Critics find these reassurances unconvincing for a number of reasons, including Ren’s long history with the Communist Party, the extreme measures Beijing has taken to protect his daughter and possible successor Meng Wanzhou from prosecution by the United States for fraud and violating sanctions against Iran, and the extremely inconvenient fact that Chinese law requires Huawei and every other company to comply with the sort of demand Ren claims he would refuse.
In an interview with CNBC on Thursday, Pompeo bluntly challenged Ren’s honesty while defending the U.S. government’s recent ban on doing business with Huawei.

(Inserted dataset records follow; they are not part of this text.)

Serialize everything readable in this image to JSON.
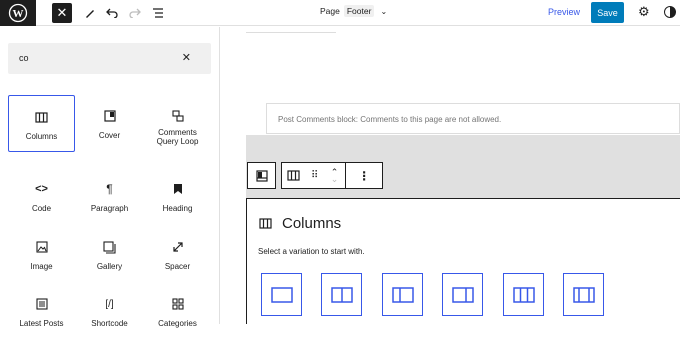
{
  "topbar": {
    "page_label": "Page",
    "template_badge": "Footer",
    "preview_label": "Preview",
    "save_label": "Save"
  },
  "sidebar": {
    "search_value": "co",
    "blocks": [
      {
        "label": "Columns",
        "icon": "columns-icon",
        "selected": true
      },
      {
        "label": "Cover",
        "icon": "cover-icon"
      },
      {
        "label": "Comments Query Loop",
        "icon": "comments-query-loop-icon"
      },
      {
        "label": "Code",
        "icon": "code-icon"
      },
      {
        "label": "Paragraph",
        "icon": "paragraph-icon"
      },
      {
        "label": "Heading",
        "icon": "heading-icon"
      },
      {
        "label": "Image",
        "icon": "image-icon"
      },
      {
        "label": "Gallery",
        "icon": "gallery-icon"
      },
      {
        "label": "Spacer",
        "icon": "spacer-icon"
      },
      {
        "label": "Latest Posts",
        "icon": "latest-posts-icon"
      },
      {
        "label": "Shortcode",
        "icon": "shortcode-icon"
      },
      {
        "label": "Categories",
        "icon": "categories-icon"
      }
    ]
  },
  "canvas": {
    "comments_notice": "Post Comments block: Comments to this page are not allowed.",
    "placeholder_title": "Columns",
    "placeholder_instructions": "Select a variation to start with."
  },
  "colors": {
    "accent": "#3858e9",
    "save": "#007cba",
    "dark": "#1e1e1e"
  }
}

“That’s just false. For them to say they don’t work with the Chinese government is a false statement. He is required by Chinese law to do that,” Pompeo said when asked about Ren’s assurances.
“The Huawei CEO on that, at least, isn’t telling the American people the truth, nor the world,” Pompeo charged.
“The company is deeply tied not only to China but to the Chinese Communist Party. And that connectivity, the existence of those connections puts American information that crosses those networks at risk,” he said.
Pompeo stressed the importance of maintaining a single global Internet that has “Western values embedded in it,” including “rule of law, property rights protections, transparency,” and “openness.”
“It can’t be a system that is based on the principles of an authoritarian Communist regime,” he declared.
Chinese Foreign Ministry spokesman Lu Kang responded angrily to Pompeo’s remarks on Friday, repeating a common Chinese accusation that the Trump administration is fabricating its security concerns to “smear” Chinese companies and depress their business.
“Recently, some U.S. politicians have continually fabricated rumors about Huawei but have never produced the clear evidence that countries have requested,” Lu said, referring to Pompeo’s CNBC interview.
“Domestically in the United States there are more and more doubts about the trade war the U.S. side has provoked with China, the market turmoil caused by the technology war and blocked industrial cooperation,” he said.